In 1906, the US military established a base in the crater and later renamed it Fort Ruger. Today, a National Guard emergency operations center and the Hawaii State Civil Defense Headquarters are the only remnants of Diamond Head’s military past.

Diamond Head Today

A spectacular show caps off the Diamond Head Luau
A spectacular show caps off the Diamond Head Luau

Diamond Head Crater is a Hawaii state park, in addition to being a US National Natural Monument. It has become a very popular destination for visitors and locals alike, who come to hike up the towering natural formation. The sweeping views of Waikiki and the Pacific Ocean are worth the climb (and many stairs) on the way to the top.

But if you’d rather enjoy the crater from sea level check out the Diamond Head Luau. It is held at the Waikiki Aquarium, with the crater in the background. The luau is an entertaining evening with family-friendly activities and the hospitable spirit of the Hawaiian Islands. It’s a lovely setting for a luau.

It’s a perfect place to enjoy a feast of fresh Hawaiian cuisine and great Polynesian entertainment under the starry Oahu skies.

More About Diamond Head Luau

Luau Grounds at the Waikiki Aquarium

In the Hawaiian Islands, location is everything. With so many beautiful sights to behold, where an event takes place is a big part of the event itself. For instance, when it comes to luaus, you don’t want your backdrop to be a bunch of ugly buildings that block out what should be a breathtaking view.

Diamond Head Luau, on the other hand, features some of the most impressive views offered by a Hawaiian luau. Sitting at your table in the warm tropical air, you have an unimpeded view of the breathtaking Diamond Head Crater. The iconic 700’ tall summit rises into the skies over southeastern Oahu, a stunning view and the perfect backdrop for this highly-rated luau. According to many Diamond Head Luau is Oahu’s most scenic luau.
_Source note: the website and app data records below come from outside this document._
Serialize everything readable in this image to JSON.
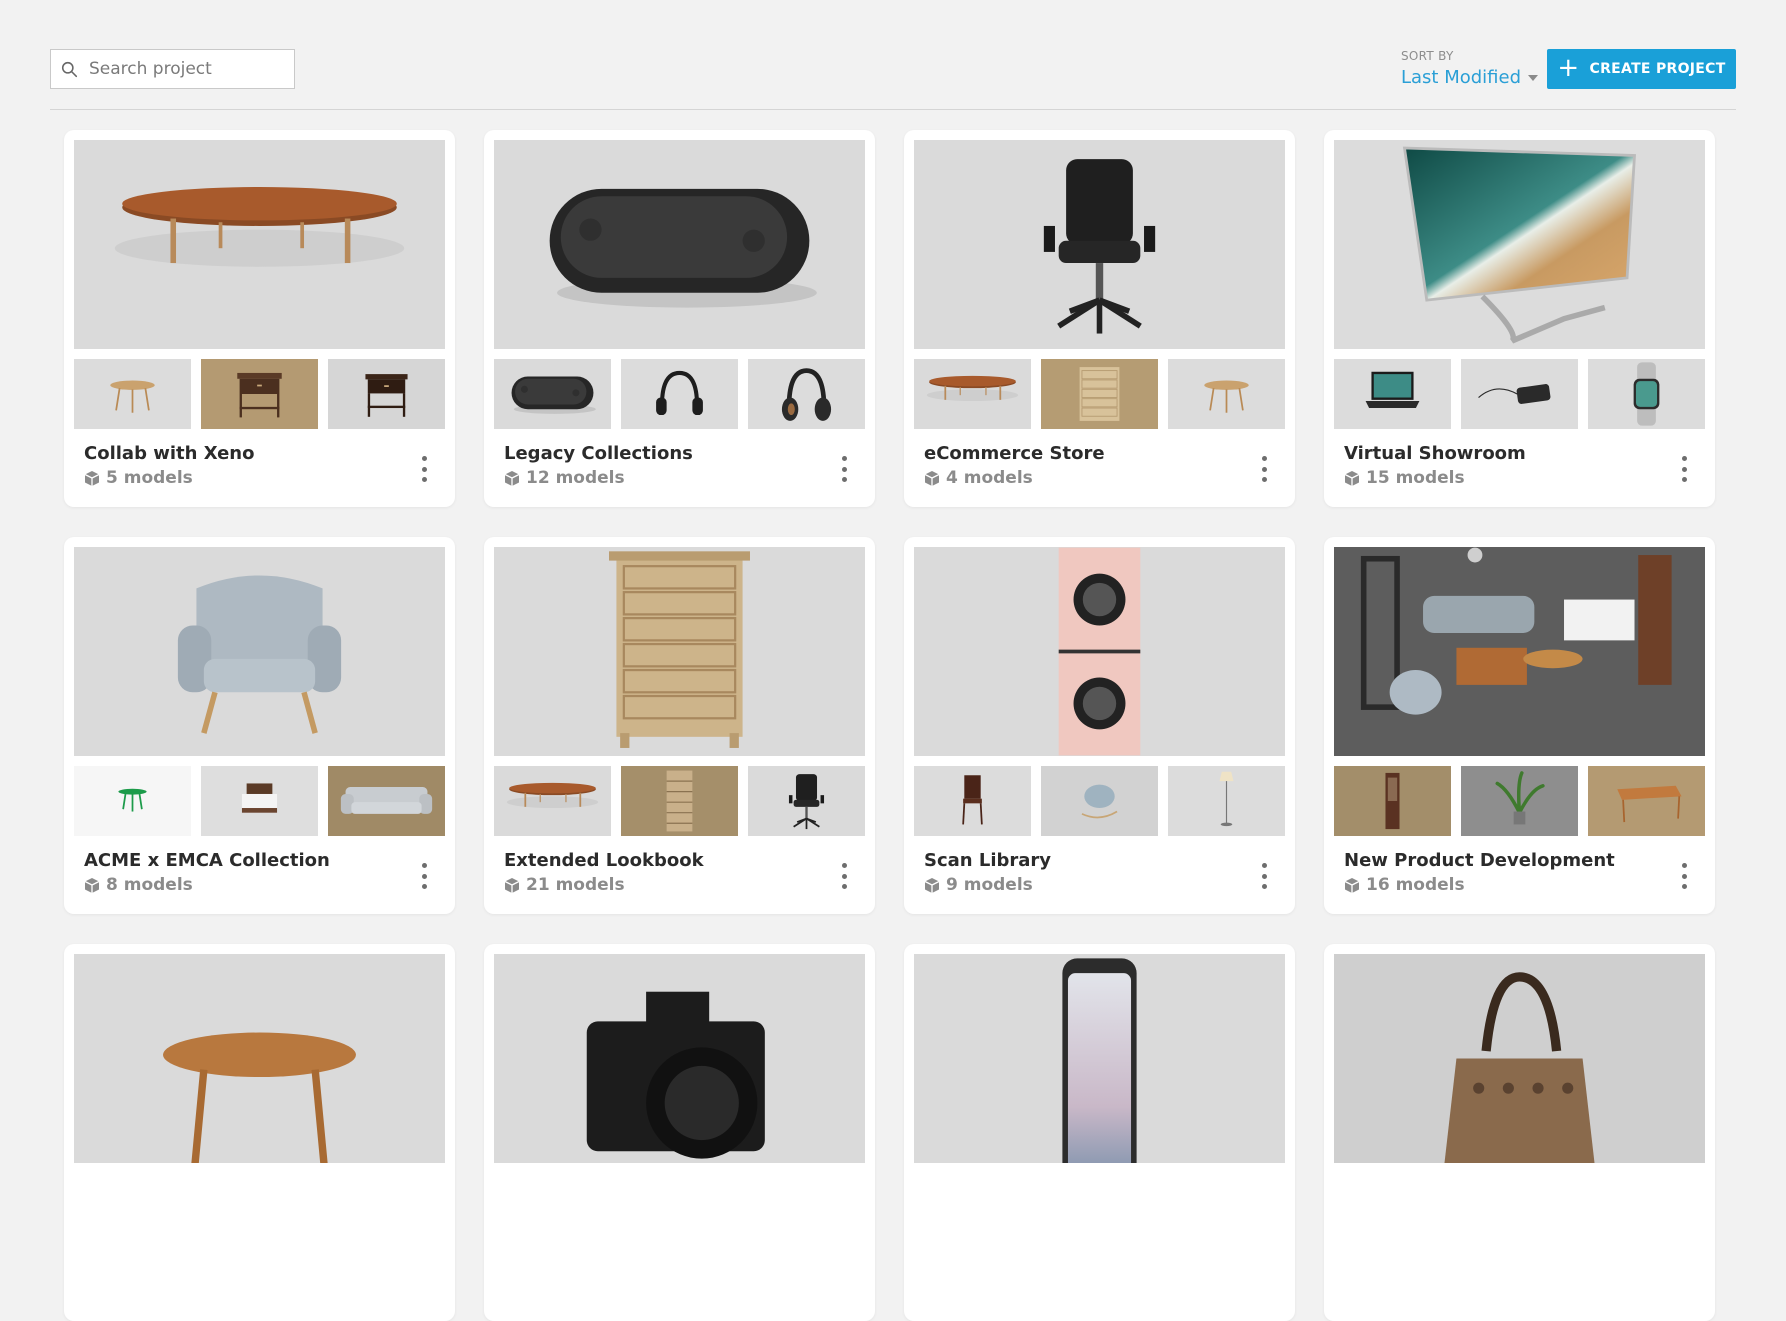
{
  "search": {
    "placeholder": "Search project",
    "value": ""
  },
  "sort": {
    "caption": "SORT BY",
    "value": "Last Modified"
  },
  "create_button": {
    "label": "CREATE PROJECT"
  },
  "projects": [
    {
      "title": "Collab with Xeno",
      "count": "5 models",
      "hero": "oval-coffee-table",
      "thumbs": [
        "round-side-table",
        "wood-nightstand",
        "dark-nightstand"
      ]
    },
    {
      "title": "Legacy Collections",
      "count": "12 models",
      "hero": "bluetooth-speaker",
      "thumbs": [
        "bluetooth-speaker",
        "headphones",
        "headphones-bronze"
      ]
    },
    {
      "title": "eCommerce Store",
      "count": "4 models",
      "hero": "office-chair",
      "thumbs": [
        "oval-coffee-table",
        "wood-dresser",
        "round-side-table"
      ]
    },
    {
      "title": "Virtual Showroom",
      "count": "15 models",
      "hero": "curved-tv",
      "thumbs": [
        "laptop",
        "power-bank",
        "smartwatch"
      ]
    },
    {
      "title": "ACME x EMCA Collection",
      "count": "8 models",
      "hero": "armchair",
      "thumbs": [
        "green-stool",
        "bed",
        "sofa"
      ]
    },
    {
      "title": "Extended Lookbook",
      "count": "21 models",
      "hero": "tall-dresser",
      "thumbs": [
        "oval-coffee-table",
        "bookshelf",
        "office-chair"
      ]
    },
    {
      "title": "Scan Library",
      "count": "9 models",
      "hero": "washer-dryer",
      "thumbs": [
        "wood-chair",
        "rocking-chair",
        "floor-lamp"
      ]
    },
    {
      "title": "New Product Development",
      "count": "16 models",
      "hero": "room-scene",
      "thumbs": [
        "hall-stand",
        "plant",
        "wood-table"
      ]
    },
    {
      "title": "",
      "count": "",
      "hero": "round-wood-table",
      "thumbs": []
    },
    {
      "title": "",
      "count": "",
      "hero": "camera",
      "thumbs": []
    },
    {
      "title": "",
      "count": "",
      "hero": "smartphone",
      "thumbs": []
    },
    {
      "title": "",
      "count": "",
      "hero": "handbag",
      "thumbs": []
    }
  ]
}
The site of the Diamond Head Luau, adjacent to the Waikiki Aquarium, is rich with vibrant emerald greenery. Palm trees scattered around the property help create a peaceful and serene setting. It is perfect for enjoying the delicious flavors of the Hawaiian Islands. As you’re feasting, look out at the sparkling, cobalt-blue waters of the Pacific Ocean. As darkness falls, looking in the other direction you can see the glittering lights of Waikiki and downtown Honolulu.

After your feast, it’s time for some of the best luau entertainment in the islands, set against the stunning backdrop of the magnificent Diamond Head Crater. It’s a night you’ll never forget, made even more special thanks to the views of Diamond Head Crater and the Pacific Ocean. 

Click here for more information on Diamond Head Luau!

More on Hawaii Luaus